Size: 30,3 x 22,6 cm
Materials: Watercolour on watercolour paper
Number twenty-seven in my series of 100 Sacred Symbols is the Scarab beetle from Egypt. The background texture was created using salt on damp paint.
Scarabs were really popular in Ancients Egypt and were used in many ways for about 3000 years. For example as amulets and seals and on jewellery. The winged scarab symbolized self-creation or rebirth and the one without its wings spread symbolized the unborn. The Scarab was also a symbol of immortality, resurrection, transformation, protection, spontaneous creation.
The Scarab symbolised the Sun because the ancient Egyptians saw the likeness between a Scarab beetle rolling its dung ball and Khepri rolling the Sun.
Khepri was often depicted with a scrab above his head, as a scarab beetle or as a scarab beetle-headed man. The ancient Egyptians believed that Khepri renewed the sun every day before rolling it above the horizon, then carried it through the other world after sunset, only to renew it the next day.
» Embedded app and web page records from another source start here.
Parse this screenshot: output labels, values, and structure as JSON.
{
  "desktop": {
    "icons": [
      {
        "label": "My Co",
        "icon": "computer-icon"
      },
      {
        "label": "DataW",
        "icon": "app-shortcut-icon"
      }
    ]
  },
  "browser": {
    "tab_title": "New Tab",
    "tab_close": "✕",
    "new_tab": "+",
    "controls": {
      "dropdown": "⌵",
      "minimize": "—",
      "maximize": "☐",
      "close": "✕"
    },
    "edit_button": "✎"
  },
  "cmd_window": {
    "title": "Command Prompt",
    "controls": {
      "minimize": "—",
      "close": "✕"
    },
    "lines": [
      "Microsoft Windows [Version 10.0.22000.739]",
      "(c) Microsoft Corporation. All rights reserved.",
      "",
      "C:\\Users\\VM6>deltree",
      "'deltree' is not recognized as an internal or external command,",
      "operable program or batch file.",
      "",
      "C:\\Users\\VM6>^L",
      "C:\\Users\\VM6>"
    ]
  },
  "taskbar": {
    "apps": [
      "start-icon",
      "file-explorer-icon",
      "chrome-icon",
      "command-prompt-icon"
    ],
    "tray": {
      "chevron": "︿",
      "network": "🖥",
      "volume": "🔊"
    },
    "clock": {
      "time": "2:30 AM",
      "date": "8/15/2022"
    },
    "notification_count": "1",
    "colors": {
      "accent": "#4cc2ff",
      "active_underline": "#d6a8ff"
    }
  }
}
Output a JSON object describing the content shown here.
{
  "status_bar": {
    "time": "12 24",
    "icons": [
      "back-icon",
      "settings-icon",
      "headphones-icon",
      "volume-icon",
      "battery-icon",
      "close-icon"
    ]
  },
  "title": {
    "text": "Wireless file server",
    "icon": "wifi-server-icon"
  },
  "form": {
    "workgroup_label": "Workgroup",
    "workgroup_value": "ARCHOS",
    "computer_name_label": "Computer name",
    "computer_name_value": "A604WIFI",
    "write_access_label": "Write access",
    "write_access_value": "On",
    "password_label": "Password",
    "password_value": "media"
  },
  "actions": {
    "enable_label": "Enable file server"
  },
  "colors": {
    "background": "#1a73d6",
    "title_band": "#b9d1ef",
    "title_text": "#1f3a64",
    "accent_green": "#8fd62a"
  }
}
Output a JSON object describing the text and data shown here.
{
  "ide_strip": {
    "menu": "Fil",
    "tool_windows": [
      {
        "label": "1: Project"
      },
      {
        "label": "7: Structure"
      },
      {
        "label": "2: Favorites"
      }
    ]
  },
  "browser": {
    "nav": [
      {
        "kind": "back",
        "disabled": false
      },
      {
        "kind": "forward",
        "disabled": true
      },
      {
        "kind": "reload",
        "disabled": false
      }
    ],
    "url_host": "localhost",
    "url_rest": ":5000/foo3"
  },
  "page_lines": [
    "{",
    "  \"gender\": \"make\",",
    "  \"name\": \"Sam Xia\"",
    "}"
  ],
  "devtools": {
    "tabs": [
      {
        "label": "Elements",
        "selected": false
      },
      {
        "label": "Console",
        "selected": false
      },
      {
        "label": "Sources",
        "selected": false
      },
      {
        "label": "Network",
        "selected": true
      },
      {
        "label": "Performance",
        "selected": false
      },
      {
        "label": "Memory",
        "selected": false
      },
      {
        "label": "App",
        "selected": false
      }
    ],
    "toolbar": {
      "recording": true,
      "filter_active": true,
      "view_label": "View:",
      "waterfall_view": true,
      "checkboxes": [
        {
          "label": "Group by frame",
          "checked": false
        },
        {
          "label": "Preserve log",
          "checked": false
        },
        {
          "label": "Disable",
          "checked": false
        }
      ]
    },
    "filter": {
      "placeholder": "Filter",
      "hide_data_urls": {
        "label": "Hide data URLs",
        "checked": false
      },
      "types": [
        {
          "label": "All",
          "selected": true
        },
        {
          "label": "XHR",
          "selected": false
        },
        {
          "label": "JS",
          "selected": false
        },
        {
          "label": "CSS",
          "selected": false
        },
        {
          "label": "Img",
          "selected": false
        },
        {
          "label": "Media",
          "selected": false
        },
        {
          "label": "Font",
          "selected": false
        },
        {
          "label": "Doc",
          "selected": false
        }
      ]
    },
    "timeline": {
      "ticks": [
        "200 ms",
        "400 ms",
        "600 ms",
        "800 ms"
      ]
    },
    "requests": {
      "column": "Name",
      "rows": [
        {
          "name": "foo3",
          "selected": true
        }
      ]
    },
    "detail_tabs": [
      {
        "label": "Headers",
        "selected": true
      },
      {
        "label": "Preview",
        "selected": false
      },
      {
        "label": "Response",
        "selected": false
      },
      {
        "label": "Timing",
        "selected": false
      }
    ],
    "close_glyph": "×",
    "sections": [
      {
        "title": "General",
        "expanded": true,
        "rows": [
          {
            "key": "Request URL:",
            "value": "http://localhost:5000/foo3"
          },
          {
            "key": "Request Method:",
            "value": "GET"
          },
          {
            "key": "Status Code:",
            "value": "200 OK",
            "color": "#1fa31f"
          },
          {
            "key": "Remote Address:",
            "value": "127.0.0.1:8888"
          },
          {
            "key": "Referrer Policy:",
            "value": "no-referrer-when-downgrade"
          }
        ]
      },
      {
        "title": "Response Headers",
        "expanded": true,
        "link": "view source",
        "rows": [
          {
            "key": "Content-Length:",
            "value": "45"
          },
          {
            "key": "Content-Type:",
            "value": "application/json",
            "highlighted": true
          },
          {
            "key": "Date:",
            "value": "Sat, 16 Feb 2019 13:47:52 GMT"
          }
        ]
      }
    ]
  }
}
According to one source I found, the Egyptian Scarab hieroglyphic ‘Kepher’ means: ‘To succeed to be’, ‘to make oneself, to give oneself a given form’, ‘to rebuild oneself’.